You are Here: Home

# Circumference Tweet

Maths and statistics discussion, revision, exam and homework help.

Announcements Posted on
Ask me ANYTHING - Andrew O'Neill - Buzzcocks comedian, amateur occultist, vegan... 22-05-2013
IMPORTANT: You must wait until midnight (morning exams)/4.30AM (afternoon exams) to discuss Edexcel exams and until 1pm/6pm the following day for STEP and IB exams. Please read before posting, including for rules for practical and oral exams. 28-04-2013
1. Circumference
The diameter of the front wheel of Michael's bicycle is 668 mm.
A) work out the circumference of the wheel.

b) Micheal rides his bicycle
work out the distance cycled when the wheel makes 1000 complete turns.

I don't understand b

What am I supposed to do?
2. How many full turns of the circle (I.e the circumference) can you fit into the distance x

This was posted from The Student Room's iPhone/iPad App
3. Re: Circumference
(Original post by TheLightBulb)
How many full turns of the circle (I.e the circumference) can you fit into the distance x

This was posted from The Student Room's iPhone/iPad App
so circumference divided by 1000
4. That would be the circumference times the number of turns x

This was posted from The Student Room's iPhone/iPad App
5. Re: Circumference
(Original post by zed963)
so circumference divided by 1000
Dividing would give you the distance for a thousandth of a turn. You want the distance for a thousand turns - perform the inverse operation
6. Re: Circumference

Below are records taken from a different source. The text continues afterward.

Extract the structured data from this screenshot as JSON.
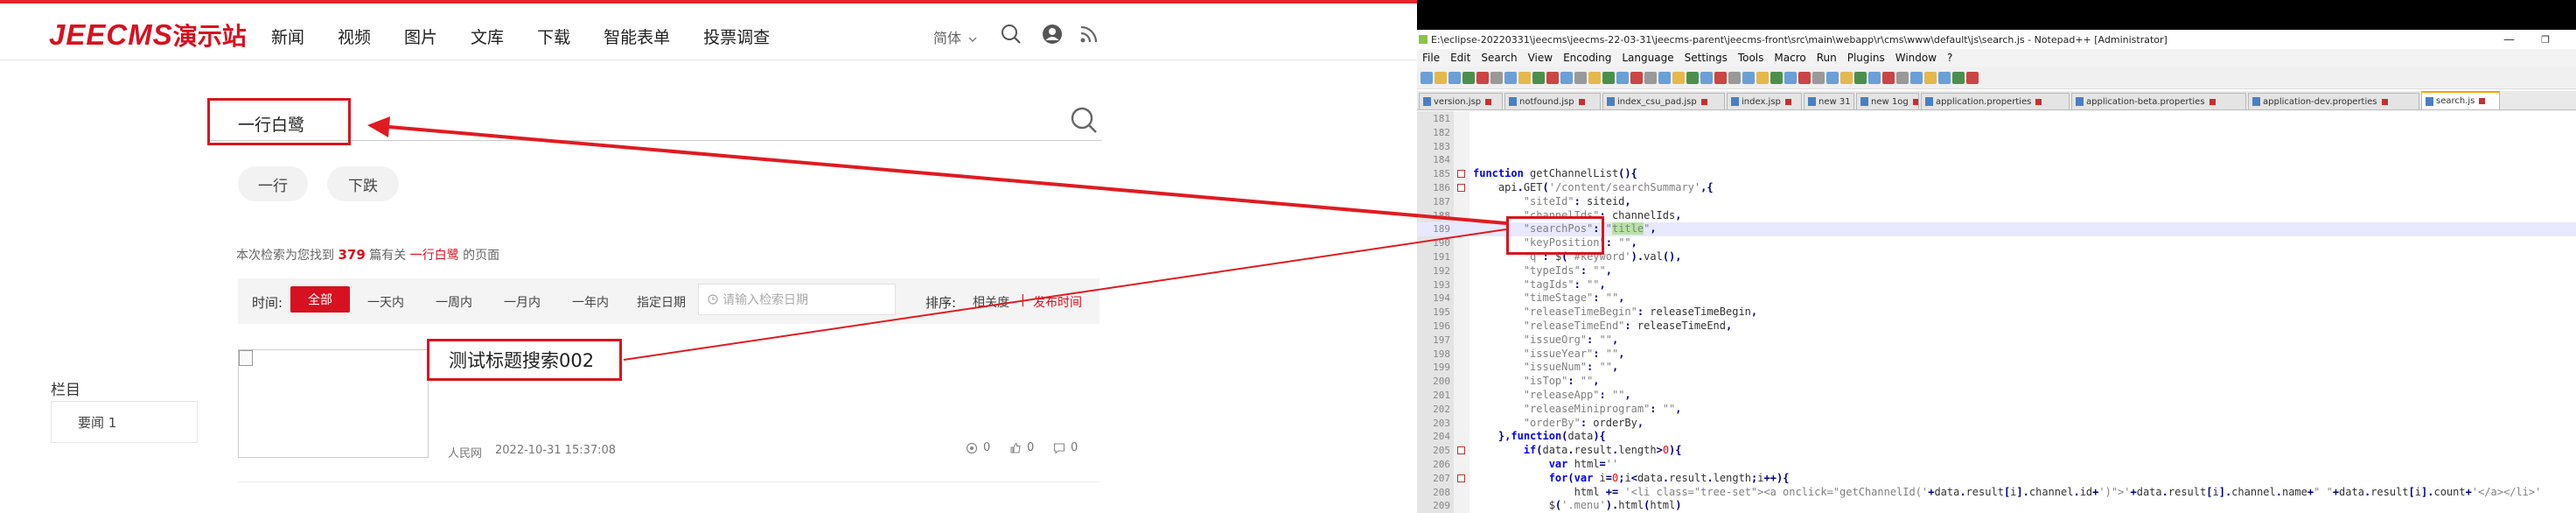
{
  "site": {
    "logo": {
      "latin": "JEECMS",
      "cn": "演示站"
    },
    "nav": [
      "新闻",
      "视频",
      "图片",
      "文库",
      "下载",
      "智能表单",
      "投票调查"
    ],
    "lang": "简体",
    "search_query": "一行白鹭",
    "tags": [
      "一行",
      "下跌"
    ],
    "result_info": {
      "prefix": "本次检索为您找到",
      "count": "379",
      "middle": "篇有关",
      "keyword": "一行白鹭",
      "suffix": "的页面"
    },
    "filter": {
      "time_label": "时间:",
      "time_options": [
        "全部",
        "一天内",
        "一周内",
        "一月内",
        "一年内",
        "指定日期"
      ],
      "date_placeholder": "请输入检索日期",
      "sort_label": "排序:",
      "sort_options": [
        "相关度",
        "发布时间"
      ],
      "sort_separator": "|"
    },
    "column": {
      "title": "栏目",
      "items": [
        "要闻 1"
      ]
    },
    "result": {
      "title": "测试标题搜索002",
      "source": "人民网",
      "date": "2022-10-31 15:37:08",
      "views": "0",
      "likes": "0",
      "comments": "0"
    },
    "colors": {
      "brand": "#d7111f",
      "annotation": "#d9151e"
    }
  },
  "editor": {
    "title": "E:\\eclipse-20220331\\jeecms\\jeecms-22-03-31\\jeecms-parent\\jeecms-front\\src\\main\\webapp\\r\\cms\\www\\default\\js\\search.js - Notepad++ [Administrator]",
    "menu": [
      "File",
      "Edit",
      "Search",
      "View",
      "Encoding",
      "Language",
      "Settings",
      "Tools",
      "Macro",
      "Run",
      "Plugins",
      "Window",
      "?"
    ],
    "tabs": [
      "version.jsp",
      "notfound.jsp",
      "index_csu_pad.jsp",
      "index.jsp",
      "new 31",
      "new 1og",
      "application.properties",
      "application-beta.properties",
      "application-dev.properties",
      "search.js"
    ],
    "active_tab": "search.js",
    "lines": [
      {
        "n": "181",
        "t": ""
      },
      {
        "n": "182",
        "t": ""
      },
      {
        "n": "183",
        "t": ""
      },
      {
        "n": "184",
        "t": ""
      },
      {
        "n": "185",
        "t": "function getChannelList(){",
        "fold": true
      },
      {
        "n": "186",
        "t": "    api.GET('/content/searchSummary',{",
        "fold": true
      },
      {
        "n": "187",
        "t": "        \"siteId\": siteid,"
      },
      {
        "n": "188",
        "t": "        \"channelIds\": channelIds,"
      },
      {
        "n": "189",
        "t": "        \"searchPos\": \"title\",",
        "cur": true
      },
      {
        "n": "190",
        "t": "        \"keyPosition\": \"\","
      },
      {
        "n": "191",
        "t": "        \"q\": $('#keyword').val(),"
      },
      {
        "n": "192",
        "t": "        \"typeIds\": \"\","
      },
      {
        "n": "193",
        "t": "        \"tagIds\": \"\","
      },
      {
        "n": "194",
        "t": "        \"timeStage\": \"\","
      },
      {
        "n": "195",
        "t": "        \"releaseTimeBegin\": releaseTimeBegin,"
      },
      {
        "n": "196",
        "t": "        \"releaseTimeEnd\": releaseTimeEnd,"
      },
      {
        "n": "197",
        "t": "        \"issueOrg\": \"\","
      },
      {
        "n": "198",
        "t": "        \"issueYear\": \"\","
      },
      {
        "n": "199",
        "t": "        \"issueNum\": \"\","
      },
      {
        "n": "200",
        "t": "        \"isTop\": \"\","
      },
      {
        "n": "201",
        "t": "        \"releaseApp\": \"\","
      },
      {
        "n": "202",
        "t": "        \"releaseMiniprogram\": \"\","
      },
      {
        "n": "203",
        "t": "        \"orderBy\": orderBy,"
      },
      {
        "n": "204",
        "t": "    },function(data){"
      },
      {
        "n": "205",
        "t": "        if(data.result.length>0){",
        "fold": true
      },
      {
        "n": "206",
        "t": "            var html=''"
      },
      {
        "n": "207",
        "t": "            for(var i=0;i<data.result.length;i++){",
        "fold": true
      },
      {
        "n": "208",
        "t": "                html += '<li class=\"tree-set\"><a onclick=\"getChannelId('+data.result[i].channel.id+')\">'+data.result[i].channel.name+\" \"+data.result[i].count+'</a></li>'"
      },
      {
        "n": "209",
        "t": "            $('.menu').html(html)"
      }
    ]
  }
}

As you can a see, as the wheel turns the distance traveled along the ground in one turn is equal to the circumference. So what distance would be traveled by a thousand rotations? That's what the question is asking.
7. Re: Circumference
(Original post by zed963)
The diameter of the front wheel of Michael's bicycle is 668 mm.
A) work out the circumference of the wheel.

b) Micheal rides his bicycle
work out the distance cycled when the wheel makes 1000 complete turns.

I don't understand b

What am I supposed to do?
Circumference of a circle is pi* the diameter and for 1000 turns it would be 1000*Pi*the diameter,to get the distance because after a full turn the tyre has moved along the whole circle once.Remember to convert the mm into cm.
8. Re: Circumference
(Original post by zed963)
so circumference divided by 1000
If the circumference were 1m, how many turns would you need to do 1000m

If the circumference were 10m, how many turns would you need to do 1000m
9. Re: Circumference
(Original post by TenOfThem)
If the circumference were 1m, how many turns would you need to do 1000m

If the circumference were 10m, how many turns would you need to do 1000m
It's more a question of how many metres for 1000 turns than how many turns for a 1000 metres. I'm guessing you simply misread - just want to avoid confusing the OP!